Whiteman, C. D., M. Lehner, S. W. Hoch, M. O. G. Hills, N. Kalthoff, B. Adler, R. Rotunno, R. Vogt, I. Feigenwinter, M. Grudzielanek, J. Cermak, T. Haiden, N. W. Cherukuru, and R. Calhoun, 2015: The second Meteor Crater Experiment (METCRAX II): Introduction and overview of recent results. 33rd International Conference on Alpine Meteorology, Innsbruck, Austria, 31 August-4 September 2015 (oral).

Grudzielanek, M., R. Vogt, J. Cermak, I. Feigenwinter, M. Krausz, C. Bernhofer, A. Pitacco, C. D. Whiteman, M. Lehner, and S. W. Hoch, 2014: Thermography analysis of air flow dynamics in the Barringer Meteor Crater, Arizona, as part of the second Meteor Crater Experiment (METCRAX II) in October 2013. 16th Amer. Meteor. Soc. Conf. on Mtn Meteor., San Diego, CA, 18-22 August 2014. PDF

Whiteman, C. D. M. Lehner, S. W. Hoch, E. Crosman, M. Jeglum, N. W. Cherukuru, R. Calhoun, T. W. Horst, W. O. J. Brown, S. Semmer, R. Rotunno, N. Kalthoff, B. Adler, R. Vogt, and M. Grudzielanek, 2014: The second Meteor Crater Experiment (METCRAX II) - An overview of the October 2013 field study. 16th Amer.
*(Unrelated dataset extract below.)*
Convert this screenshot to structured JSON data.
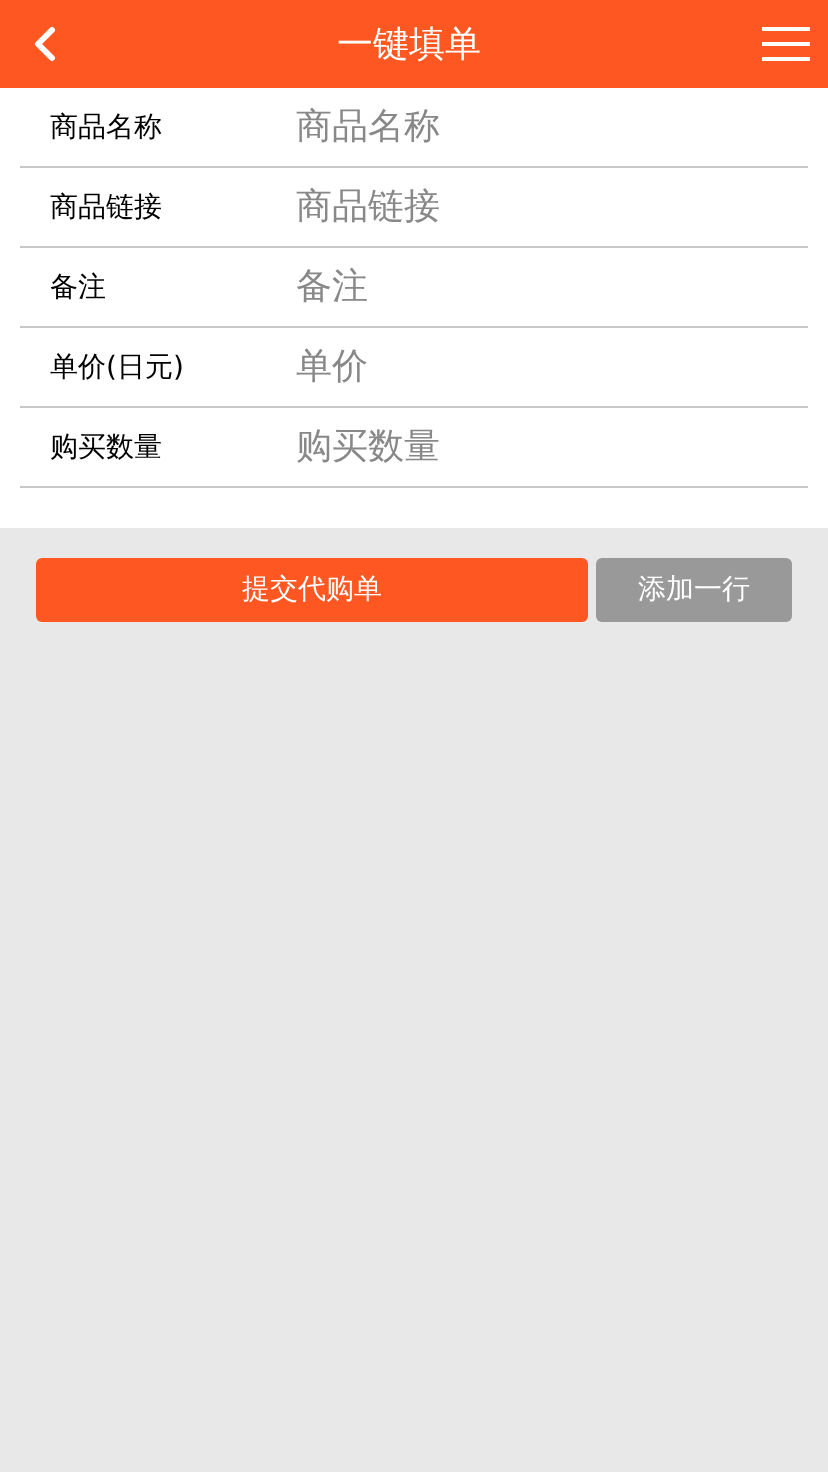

Meteor. Soc. Conf. on Mtn Meteor., San Diego, CA, 18-22 August 2014. PDF

Grudzielanek, M., R. Vogt and J. Cermak, 2014: Analysis of katabatic flow using infrared imaging at micro- and mesoscale, 21st Symposium on Boundary Layers and Turbulence, Leeds, U. K., 9-13 June 2014. PDF

Whiteman, C. D., S. Hoch, M. Lehner, A. Charland, M. Jeglum, R. Rotunno, T. Horst, S. Semmer, B. Brown, R. Calhoun, N. Kalthoff, B. Adler, and R. Vogt, 2013: METCRAX II - An upcoming field investigation of downslope-windstorm-type flows on the inner sidewall of Arizona's Meteor Crater. 32nd International Conference on Alpine Meteorology, 3-7 June 2013, Kranjska Gora, Slovenia.

Other presentations

Are listed on the official homepage